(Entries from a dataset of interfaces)

--- START ---

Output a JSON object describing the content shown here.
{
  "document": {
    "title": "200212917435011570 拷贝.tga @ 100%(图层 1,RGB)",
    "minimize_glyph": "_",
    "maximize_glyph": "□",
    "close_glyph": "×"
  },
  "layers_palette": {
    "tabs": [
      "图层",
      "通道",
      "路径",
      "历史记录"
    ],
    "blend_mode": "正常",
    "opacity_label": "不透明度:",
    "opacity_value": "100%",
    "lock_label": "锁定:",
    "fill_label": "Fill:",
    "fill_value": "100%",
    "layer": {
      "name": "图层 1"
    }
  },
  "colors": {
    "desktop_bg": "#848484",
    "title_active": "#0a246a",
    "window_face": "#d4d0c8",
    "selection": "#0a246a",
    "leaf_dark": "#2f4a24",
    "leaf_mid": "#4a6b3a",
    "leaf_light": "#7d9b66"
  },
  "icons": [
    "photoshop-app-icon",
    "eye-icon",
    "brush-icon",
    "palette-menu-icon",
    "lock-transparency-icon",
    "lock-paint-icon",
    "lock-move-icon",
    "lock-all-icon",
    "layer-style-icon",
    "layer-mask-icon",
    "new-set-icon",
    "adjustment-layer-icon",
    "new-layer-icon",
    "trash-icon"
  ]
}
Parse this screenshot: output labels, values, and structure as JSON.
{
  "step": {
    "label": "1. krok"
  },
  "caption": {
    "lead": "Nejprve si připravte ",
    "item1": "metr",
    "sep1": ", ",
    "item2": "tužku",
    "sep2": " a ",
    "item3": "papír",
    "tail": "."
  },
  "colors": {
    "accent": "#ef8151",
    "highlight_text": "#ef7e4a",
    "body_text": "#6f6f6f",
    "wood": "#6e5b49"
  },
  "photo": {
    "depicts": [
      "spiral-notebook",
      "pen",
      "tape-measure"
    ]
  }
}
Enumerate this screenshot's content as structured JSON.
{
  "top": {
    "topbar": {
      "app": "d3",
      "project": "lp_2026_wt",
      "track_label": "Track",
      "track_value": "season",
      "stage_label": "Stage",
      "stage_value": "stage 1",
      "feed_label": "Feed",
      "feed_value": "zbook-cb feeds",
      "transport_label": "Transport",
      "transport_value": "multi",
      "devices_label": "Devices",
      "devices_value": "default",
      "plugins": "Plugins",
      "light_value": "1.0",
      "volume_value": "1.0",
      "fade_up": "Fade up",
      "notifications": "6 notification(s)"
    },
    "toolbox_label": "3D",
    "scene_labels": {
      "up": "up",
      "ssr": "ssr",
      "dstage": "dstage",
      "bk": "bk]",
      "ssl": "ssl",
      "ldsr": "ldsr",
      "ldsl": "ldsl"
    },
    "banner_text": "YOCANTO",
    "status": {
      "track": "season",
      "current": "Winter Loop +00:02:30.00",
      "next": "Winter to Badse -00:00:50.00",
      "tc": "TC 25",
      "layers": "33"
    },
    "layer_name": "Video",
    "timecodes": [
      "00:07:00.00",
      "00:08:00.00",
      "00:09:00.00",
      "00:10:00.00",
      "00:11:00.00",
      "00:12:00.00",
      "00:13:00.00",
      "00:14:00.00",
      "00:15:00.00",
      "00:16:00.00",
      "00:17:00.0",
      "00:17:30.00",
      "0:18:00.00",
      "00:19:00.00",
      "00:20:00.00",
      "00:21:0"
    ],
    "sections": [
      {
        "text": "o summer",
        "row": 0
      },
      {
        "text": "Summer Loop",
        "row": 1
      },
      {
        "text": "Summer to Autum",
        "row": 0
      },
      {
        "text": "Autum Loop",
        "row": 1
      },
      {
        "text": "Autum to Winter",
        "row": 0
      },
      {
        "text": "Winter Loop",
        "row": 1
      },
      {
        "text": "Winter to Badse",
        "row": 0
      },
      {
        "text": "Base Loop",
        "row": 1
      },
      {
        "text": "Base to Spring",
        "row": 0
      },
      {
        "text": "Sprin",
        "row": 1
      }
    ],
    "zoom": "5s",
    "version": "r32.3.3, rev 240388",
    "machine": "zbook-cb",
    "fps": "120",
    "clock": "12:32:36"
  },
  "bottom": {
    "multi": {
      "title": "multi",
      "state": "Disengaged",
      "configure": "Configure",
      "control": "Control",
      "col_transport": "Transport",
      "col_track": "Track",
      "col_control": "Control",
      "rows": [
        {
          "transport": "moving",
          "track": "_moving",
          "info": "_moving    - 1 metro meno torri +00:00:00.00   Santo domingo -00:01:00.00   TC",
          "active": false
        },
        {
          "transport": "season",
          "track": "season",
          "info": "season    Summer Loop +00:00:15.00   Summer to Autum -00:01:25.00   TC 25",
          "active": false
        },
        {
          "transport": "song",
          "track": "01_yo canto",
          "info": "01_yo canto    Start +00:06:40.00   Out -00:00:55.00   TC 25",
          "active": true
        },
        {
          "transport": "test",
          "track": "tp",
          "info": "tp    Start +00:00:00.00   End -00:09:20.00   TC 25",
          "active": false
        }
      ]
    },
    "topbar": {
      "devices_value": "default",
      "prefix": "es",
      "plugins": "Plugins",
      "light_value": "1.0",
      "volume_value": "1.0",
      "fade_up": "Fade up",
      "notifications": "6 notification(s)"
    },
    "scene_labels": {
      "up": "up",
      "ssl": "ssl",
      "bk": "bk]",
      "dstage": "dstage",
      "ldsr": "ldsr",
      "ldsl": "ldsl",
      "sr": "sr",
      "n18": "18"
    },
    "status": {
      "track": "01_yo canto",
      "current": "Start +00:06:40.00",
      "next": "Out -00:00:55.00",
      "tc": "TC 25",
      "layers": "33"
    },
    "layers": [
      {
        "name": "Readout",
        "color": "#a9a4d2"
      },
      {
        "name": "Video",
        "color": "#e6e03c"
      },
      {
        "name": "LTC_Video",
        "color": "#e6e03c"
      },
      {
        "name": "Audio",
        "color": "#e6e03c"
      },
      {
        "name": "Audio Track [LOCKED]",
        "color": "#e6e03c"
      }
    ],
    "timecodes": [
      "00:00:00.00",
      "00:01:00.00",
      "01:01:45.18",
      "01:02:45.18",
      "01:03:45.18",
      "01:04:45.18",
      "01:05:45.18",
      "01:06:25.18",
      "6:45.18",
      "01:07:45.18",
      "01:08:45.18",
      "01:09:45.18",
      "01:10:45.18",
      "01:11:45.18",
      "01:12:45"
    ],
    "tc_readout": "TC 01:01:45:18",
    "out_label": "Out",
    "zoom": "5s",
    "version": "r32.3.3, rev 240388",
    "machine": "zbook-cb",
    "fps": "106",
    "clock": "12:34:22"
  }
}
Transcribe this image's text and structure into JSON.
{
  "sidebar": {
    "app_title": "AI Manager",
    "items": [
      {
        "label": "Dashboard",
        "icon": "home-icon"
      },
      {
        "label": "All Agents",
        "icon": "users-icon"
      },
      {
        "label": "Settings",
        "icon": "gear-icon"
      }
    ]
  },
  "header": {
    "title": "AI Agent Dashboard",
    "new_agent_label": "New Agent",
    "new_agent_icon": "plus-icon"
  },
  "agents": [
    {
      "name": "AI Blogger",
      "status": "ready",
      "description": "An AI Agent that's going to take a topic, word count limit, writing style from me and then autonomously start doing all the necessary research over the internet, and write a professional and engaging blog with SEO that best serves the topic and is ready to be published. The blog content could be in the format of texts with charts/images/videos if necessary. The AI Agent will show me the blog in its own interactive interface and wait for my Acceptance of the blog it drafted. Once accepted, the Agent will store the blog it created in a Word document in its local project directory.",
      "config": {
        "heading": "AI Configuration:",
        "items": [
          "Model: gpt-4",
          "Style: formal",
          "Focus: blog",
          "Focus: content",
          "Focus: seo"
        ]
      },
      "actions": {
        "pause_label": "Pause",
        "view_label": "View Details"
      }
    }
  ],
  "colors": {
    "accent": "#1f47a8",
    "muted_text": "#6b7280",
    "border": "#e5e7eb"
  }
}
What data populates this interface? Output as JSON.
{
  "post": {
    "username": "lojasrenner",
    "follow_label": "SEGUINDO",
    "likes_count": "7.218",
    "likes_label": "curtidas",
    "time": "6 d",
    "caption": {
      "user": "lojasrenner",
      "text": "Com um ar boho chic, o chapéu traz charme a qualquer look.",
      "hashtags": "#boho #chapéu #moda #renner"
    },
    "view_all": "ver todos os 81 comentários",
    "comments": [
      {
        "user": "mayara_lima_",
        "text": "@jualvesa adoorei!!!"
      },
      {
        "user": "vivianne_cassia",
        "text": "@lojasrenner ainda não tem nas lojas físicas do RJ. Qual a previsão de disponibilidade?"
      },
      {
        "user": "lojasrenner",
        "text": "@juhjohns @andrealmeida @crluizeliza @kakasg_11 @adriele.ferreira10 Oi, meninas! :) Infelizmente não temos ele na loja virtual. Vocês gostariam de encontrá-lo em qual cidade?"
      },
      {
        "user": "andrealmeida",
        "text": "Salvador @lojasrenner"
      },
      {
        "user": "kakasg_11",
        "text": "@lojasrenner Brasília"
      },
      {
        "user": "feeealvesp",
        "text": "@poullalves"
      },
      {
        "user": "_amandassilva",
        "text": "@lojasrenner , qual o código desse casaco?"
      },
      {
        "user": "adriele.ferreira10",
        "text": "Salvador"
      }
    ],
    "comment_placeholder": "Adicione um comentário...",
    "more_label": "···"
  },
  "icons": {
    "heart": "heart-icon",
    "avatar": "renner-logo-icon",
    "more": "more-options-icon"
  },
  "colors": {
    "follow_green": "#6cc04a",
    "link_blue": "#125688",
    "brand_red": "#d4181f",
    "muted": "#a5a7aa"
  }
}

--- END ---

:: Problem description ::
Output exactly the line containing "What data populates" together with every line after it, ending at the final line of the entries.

:: Reply ::
What data populates this interface? Output as JSON.
{
  "post": {
    "username": "lojasrenner",
    "follow_label": "SEGUINDO",
    "likes_count": "7.218",
    "likes_label": "curtidas",
    "time": "6 d",
    "caption": {
      "user": "lojasrenner",
      "text": "Com um ar boho chic, o chapéu traz charme a qualquer look.",
      "hashtags": "#boho #chapéu #moda #renner"
    },
    "view_all": "ver todos os 81 comentários",
    "comments": [
      {
        "user": "mayara_lima_",
        "text": "@jualvesa adoorei!!!"
      },
      {
        "user": "vivianne_cassia",
        "text": "@lojasrenner ainda não tem nas lojas físicas do RJ. Qual a previsão de disponibilidade?"
      },
      {
        "user": "lojasrenner",
        "text": "@juhjohns @andrealmeida @crluizeliza @kakasg_11 @adriele.ferreira10 Oi, meninas! :) Infelizmente não temos ele na loja virtual. Vocês gostariam de encontrá-lo em qual cidade?"
      },
      {
        "user": "andrealmeida",
        "text": "Salvador @lojasrenner"
      },
      {
        "user": "kakasg_11",
        "text": "@lojasrenner Brasília"
      },
      {
        "user": "feeealvesp",
        "text": "@poullalves"
      },
      {
        "user": "_amandassilva",
        "text": "@lojasrenner , qual o código desse casaco?"
      },
      {
        "user": "adriele.ferreira10",
        "text": "Salvador"
      }
    ],
    "comment_placeholder": "Adicione um comentário...",
    "more_label": "···"
  },
  "icons": {
    "heart": "heart-icon",
    "avatar": "renner-logo-icon",
    "more": "more-options-icon"
  },
  "colors": {
    "follow_green": "#6cc04a",
    "link_blue": "#125688",
    "brand_red": "#d4181f",
    "muted": "#a5a7aa"
  }
}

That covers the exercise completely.